**Your task:** Leaving the pictures aside, return all of the data below exactly.

**Record extracts:**
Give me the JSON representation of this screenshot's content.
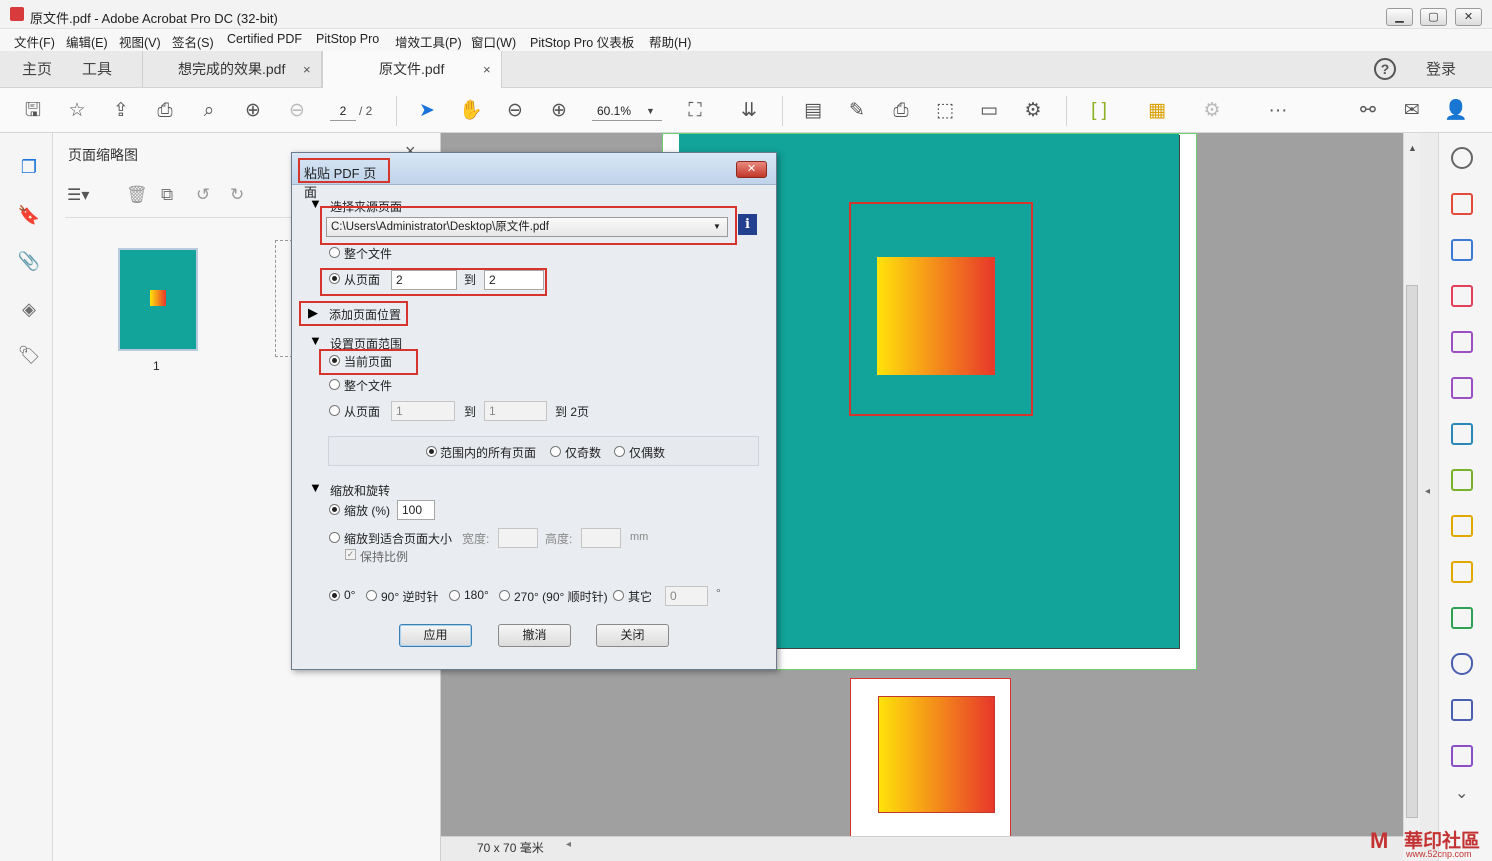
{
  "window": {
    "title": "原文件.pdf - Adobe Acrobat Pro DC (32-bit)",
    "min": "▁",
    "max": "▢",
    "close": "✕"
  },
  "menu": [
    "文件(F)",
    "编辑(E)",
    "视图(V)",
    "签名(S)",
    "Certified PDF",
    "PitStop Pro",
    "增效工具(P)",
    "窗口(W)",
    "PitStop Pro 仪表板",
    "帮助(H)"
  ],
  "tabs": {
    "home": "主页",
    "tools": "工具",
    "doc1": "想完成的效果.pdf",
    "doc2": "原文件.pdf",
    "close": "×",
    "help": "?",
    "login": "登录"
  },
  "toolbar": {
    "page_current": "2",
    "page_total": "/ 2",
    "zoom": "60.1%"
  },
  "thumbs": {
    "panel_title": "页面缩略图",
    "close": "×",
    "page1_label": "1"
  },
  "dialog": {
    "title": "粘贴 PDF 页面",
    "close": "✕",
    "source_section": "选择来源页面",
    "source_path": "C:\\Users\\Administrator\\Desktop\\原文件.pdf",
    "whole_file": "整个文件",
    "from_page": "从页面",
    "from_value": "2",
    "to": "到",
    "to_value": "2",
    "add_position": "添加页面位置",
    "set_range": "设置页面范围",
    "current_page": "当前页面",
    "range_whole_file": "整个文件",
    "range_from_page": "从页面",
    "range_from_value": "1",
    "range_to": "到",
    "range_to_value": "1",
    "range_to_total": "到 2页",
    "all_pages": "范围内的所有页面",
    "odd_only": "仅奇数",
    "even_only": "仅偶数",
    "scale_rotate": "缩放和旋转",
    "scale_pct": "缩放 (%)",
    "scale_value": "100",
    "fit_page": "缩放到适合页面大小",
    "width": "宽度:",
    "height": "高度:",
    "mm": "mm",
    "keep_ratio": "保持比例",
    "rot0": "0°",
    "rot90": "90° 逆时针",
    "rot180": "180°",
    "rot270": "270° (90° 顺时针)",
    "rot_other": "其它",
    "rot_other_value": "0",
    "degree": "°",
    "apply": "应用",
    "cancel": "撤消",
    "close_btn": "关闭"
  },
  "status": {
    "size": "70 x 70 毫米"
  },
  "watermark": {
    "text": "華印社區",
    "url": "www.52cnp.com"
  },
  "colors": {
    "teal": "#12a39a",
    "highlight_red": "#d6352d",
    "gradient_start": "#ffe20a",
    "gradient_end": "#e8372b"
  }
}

**The completed task:**
Give me the JSON representation of this screenshot's content.
{
  "window": {
    "title": "原文件.pdf - Adobe Acrobat Pro DC (32-bit)",
    "min": "▁",
    "max": "▢",
    "close": "✕"
  },
  "menu": [
    "文件(F)",
    "编辑(E)",
    "视图(V)",
    "签名(S)",
    "Certified PDF",
    "PitStop Pro",
    "增效工具(P)",
    "窗口(W)",
    "PitStop Pro 仪表板",
    "帮助(H)"
  ],
  "tabs": {
    "home": "主页",
    "tools": "工具",
    "doc1": "想完成的效果.pdf",
    "doc2": "原文件.pdf",
    "close": "×",
    "help": "?",
    "login": "登录"
  },
  "toolbar": {
    "page_current": "2",
    "page_total": "/ 2",
    "zoom": "60.1%"
  },
  "thumbs": {
    "panel_title": "页面缩略图",
    "close": "×",
    "page1_label": "1"
  },
  "dialog": {
    "title": "粘贴 PDF 页面",
    "close": "✕",
    "source_section": "选择来源页面",
    "source_path": "C:\\Users\\Administrator\\Desktop\\原文件.pdf",
    "whole_file": "整个文件",
    "from_page": "从页面",
    "from_value": "2",
    "to": "到",
    "to_value": "2",
    "add_position": "添加页面位置",
    "set_range": "设置页面范围",
    "current_page": "当前页面",
    "range_whole_file": "整个文件",
    "range_from_page": "从页面",
    "range_from_value": "1",
    "range_to": "到",
    "range_to_value": "1",
    "range_to_total": "到 2页",
    "all_pages": "范围内的所有页面",
    "odd_only": "仅奇数",
    "even_only": "仅偶数",
    "scale_rotate": "缩放和旋转",
    "scale_pct": "缩放 (%)",
    "scale_value": "100",
    "fit_page": "缩放到适合页面大小",
    "width": "宽度:",
    "height": "高度:",
    "mm": "mm",
    "keep_ratio": "保持比例",
    "rot0": "0°",
    "rot90": "90° 逆时针",
    "rot180": "180°",
    "rot270": "270° (90° 顺时针)",
    "rot_other": "其它",
    "rot_other_value": "0",
    "degree": "°",
    "apply": "应用",
    "cancel": "撤消",
    "close_btn": "关闭"
  },
  "status": {
    "size": "70 x 70 毫米"
  },
  "watermark": {
    "text": "華印社區",
    "url": "www.52cnp.com"
  },
  "colors": {
    "teal": "#12a39a",
    "highlight_red": "#d6352d",
    "gradient_start": "#ffe20a",
    "gradient_end": "#e8372b"
  }
}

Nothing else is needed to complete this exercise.